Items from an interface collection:

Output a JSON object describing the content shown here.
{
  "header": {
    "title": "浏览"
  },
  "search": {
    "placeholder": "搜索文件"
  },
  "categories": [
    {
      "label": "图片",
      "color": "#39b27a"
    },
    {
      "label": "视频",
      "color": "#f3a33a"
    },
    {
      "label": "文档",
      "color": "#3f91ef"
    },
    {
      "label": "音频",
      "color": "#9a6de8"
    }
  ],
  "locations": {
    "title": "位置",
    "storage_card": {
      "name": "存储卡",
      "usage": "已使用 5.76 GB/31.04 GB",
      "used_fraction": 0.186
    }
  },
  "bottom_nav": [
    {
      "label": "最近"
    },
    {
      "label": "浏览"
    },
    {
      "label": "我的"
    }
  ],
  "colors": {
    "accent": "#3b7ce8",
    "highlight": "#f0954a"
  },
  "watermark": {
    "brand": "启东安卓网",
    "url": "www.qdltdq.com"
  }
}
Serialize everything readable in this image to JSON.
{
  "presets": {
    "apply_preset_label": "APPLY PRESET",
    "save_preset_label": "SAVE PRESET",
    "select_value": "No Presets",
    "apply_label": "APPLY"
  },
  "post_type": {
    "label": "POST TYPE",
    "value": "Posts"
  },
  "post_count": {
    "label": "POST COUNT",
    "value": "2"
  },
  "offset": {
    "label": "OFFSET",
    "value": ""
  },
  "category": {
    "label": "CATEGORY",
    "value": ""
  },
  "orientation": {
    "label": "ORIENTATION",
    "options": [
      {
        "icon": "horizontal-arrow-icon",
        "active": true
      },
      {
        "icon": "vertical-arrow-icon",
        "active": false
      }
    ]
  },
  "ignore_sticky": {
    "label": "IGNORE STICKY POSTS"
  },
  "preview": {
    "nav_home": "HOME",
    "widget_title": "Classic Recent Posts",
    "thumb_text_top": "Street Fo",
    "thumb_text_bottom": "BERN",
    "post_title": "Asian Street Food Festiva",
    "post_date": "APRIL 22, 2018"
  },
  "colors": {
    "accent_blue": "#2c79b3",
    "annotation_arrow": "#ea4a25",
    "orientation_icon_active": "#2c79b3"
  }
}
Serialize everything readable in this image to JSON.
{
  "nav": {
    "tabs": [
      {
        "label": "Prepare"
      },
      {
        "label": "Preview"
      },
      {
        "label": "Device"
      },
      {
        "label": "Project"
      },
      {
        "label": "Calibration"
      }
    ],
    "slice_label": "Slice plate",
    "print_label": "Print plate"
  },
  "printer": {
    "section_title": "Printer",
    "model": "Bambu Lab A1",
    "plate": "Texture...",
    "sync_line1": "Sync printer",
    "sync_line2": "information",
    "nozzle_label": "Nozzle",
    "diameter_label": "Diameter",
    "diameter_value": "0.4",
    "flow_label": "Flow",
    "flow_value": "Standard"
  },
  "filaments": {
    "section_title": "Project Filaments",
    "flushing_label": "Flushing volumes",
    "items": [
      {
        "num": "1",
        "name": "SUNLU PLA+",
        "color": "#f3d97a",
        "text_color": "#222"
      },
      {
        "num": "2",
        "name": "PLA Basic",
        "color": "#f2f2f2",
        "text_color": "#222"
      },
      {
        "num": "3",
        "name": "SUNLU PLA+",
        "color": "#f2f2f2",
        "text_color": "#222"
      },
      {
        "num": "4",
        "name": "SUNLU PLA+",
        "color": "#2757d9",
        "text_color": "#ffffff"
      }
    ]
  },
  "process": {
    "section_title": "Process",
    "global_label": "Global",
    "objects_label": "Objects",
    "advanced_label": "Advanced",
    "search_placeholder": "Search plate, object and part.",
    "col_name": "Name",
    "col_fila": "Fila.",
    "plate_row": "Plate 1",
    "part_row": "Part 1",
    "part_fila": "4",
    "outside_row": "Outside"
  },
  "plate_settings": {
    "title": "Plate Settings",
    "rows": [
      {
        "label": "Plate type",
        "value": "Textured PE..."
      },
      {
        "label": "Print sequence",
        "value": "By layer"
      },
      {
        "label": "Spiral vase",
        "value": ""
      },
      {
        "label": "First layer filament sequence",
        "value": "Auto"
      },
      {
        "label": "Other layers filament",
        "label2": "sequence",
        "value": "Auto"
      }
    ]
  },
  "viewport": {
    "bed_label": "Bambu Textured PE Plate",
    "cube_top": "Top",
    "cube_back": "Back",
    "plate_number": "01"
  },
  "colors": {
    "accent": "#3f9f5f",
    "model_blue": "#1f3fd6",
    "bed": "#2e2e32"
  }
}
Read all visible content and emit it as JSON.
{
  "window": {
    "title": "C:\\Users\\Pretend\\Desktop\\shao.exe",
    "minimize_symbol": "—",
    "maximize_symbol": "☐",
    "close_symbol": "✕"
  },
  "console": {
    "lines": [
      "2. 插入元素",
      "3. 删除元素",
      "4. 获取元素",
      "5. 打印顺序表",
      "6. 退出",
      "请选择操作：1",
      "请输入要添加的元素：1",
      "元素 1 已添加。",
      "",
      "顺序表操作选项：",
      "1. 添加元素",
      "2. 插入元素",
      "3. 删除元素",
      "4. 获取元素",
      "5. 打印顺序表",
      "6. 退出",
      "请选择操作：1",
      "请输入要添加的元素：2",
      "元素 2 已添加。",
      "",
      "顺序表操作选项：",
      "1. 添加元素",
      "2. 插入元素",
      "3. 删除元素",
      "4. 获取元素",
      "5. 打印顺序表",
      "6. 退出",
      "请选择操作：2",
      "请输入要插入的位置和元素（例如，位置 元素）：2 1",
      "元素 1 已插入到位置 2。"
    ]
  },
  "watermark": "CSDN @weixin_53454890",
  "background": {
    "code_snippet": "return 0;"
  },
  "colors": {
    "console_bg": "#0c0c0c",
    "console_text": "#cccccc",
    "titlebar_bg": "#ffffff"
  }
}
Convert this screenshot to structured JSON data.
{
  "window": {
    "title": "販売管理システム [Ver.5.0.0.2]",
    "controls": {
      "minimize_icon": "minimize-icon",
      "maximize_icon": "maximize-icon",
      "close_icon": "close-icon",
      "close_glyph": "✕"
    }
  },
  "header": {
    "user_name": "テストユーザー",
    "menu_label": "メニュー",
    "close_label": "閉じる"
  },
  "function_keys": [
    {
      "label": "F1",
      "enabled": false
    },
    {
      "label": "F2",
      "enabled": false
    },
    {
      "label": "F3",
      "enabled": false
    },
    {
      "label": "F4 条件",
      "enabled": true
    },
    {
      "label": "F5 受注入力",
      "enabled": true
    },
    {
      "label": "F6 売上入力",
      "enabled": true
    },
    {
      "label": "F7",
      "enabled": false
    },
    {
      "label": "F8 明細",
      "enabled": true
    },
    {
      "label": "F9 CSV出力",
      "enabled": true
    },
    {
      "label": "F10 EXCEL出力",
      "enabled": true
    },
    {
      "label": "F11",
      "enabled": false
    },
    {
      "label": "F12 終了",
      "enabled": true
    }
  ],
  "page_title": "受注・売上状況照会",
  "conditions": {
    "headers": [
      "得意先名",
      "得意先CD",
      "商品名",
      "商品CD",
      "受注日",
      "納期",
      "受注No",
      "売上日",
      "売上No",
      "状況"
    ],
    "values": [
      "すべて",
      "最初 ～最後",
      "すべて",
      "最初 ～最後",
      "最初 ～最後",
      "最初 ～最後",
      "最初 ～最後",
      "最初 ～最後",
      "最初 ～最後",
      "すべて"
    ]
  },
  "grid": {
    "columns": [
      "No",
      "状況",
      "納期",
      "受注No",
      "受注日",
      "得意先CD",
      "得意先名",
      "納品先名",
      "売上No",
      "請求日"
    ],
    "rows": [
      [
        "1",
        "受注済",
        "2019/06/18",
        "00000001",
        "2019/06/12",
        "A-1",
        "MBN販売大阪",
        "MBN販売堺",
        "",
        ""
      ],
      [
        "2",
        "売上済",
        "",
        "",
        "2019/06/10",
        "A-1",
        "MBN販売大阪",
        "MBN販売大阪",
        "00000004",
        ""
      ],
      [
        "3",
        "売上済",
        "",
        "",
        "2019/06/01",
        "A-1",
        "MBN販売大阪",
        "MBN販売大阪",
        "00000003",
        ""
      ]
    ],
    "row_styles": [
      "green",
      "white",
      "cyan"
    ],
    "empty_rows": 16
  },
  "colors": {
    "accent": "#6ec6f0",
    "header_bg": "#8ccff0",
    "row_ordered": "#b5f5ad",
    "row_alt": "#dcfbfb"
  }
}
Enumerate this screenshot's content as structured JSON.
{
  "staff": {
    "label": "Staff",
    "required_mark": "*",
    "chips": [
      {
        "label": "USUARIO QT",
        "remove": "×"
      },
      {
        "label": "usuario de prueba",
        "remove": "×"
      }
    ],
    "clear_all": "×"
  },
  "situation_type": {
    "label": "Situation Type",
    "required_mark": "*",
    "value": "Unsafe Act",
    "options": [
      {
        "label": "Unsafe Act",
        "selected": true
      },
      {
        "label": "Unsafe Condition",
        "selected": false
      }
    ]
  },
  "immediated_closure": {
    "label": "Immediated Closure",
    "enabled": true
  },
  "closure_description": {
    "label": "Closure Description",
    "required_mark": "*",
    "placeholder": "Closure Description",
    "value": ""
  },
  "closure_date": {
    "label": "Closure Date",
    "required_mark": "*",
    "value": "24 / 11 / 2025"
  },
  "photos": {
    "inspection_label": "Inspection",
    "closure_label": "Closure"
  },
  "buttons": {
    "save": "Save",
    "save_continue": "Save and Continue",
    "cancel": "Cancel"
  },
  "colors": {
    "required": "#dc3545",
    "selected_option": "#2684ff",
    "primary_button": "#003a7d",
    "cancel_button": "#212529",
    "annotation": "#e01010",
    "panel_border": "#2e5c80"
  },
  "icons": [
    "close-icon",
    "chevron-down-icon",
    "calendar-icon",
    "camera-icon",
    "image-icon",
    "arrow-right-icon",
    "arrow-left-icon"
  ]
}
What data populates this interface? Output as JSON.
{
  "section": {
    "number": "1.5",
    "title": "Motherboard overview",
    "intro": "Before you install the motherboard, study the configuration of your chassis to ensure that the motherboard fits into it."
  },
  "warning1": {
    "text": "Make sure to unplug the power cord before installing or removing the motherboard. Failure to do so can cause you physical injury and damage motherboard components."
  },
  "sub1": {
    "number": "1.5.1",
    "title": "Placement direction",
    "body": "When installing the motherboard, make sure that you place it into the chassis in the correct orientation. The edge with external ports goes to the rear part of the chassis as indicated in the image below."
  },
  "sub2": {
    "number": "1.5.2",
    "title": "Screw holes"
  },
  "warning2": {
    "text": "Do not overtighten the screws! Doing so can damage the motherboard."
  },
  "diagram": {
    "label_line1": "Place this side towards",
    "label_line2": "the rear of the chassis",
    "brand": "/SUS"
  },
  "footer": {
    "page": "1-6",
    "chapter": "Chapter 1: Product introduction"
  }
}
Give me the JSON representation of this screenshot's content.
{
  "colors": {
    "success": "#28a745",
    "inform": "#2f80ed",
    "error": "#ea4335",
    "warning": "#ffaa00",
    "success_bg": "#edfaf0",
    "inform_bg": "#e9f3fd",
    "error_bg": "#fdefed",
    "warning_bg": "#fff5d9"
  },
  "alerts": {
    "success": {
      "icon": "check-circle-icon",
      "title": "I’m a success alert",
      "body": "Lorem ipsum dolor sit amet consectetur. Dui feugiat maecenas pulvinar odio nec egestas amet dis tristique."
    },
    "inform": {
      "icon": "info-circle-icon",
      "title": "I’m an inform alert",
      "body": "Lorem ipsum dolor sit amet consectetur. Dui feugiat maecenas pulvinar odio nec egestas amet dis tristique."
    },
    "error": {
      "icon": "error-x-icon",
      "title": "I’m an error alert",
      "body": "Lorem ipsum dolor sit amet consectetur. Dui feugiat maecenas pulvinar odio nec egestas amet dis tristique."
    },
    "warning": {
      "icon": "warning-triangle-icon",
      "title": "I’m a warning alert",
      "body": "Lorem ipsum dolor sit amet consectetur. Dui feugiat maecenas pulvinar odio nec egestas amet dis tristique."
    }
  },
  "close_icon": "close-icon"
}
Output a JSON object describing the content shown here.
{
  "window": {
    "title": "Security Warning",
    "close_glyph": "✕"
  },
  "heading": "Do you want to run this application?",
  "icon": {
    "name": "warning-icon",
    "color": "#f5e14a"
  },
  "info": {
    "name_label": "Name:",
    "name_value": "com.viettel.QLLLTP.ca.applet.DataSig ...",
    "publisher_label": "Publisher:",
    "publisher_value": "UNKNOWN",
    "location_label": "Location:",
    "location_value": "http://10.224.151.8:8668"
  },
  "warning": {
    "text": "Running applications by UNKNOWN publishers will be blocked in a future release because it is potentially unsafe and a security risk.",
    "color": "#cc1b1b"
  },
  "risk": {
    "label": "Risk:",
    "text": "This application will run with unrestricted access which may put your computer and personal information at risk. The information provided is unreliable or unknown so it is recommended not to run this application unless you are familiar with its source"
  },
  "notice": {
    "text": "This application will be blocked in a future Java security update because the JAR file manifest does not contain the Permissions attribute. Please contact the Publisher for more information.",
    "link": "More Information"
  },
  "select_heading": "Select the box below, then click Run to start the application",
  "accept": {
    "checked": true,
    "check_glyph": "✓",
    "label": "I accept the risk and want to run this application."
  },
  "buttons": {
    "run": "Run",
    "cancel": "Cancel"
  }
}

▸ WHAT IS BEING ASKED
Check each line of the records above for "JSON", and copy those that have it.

▸ TASK OUTPUT
Output a JSON object describing the content shown here.
Serialize everything readable in this image to JSON.
Serialize everything readable in this image to JSON.
Read all visible content and emit it as JSON.
Convert this screenshot to structured JSON data.
Enumerate this screenshot's content as structured JSON.
What data populates this interface? Output as JSON.
Give me the JSON representation of this screenshot's content.
Output a JSON object describing the content shown here.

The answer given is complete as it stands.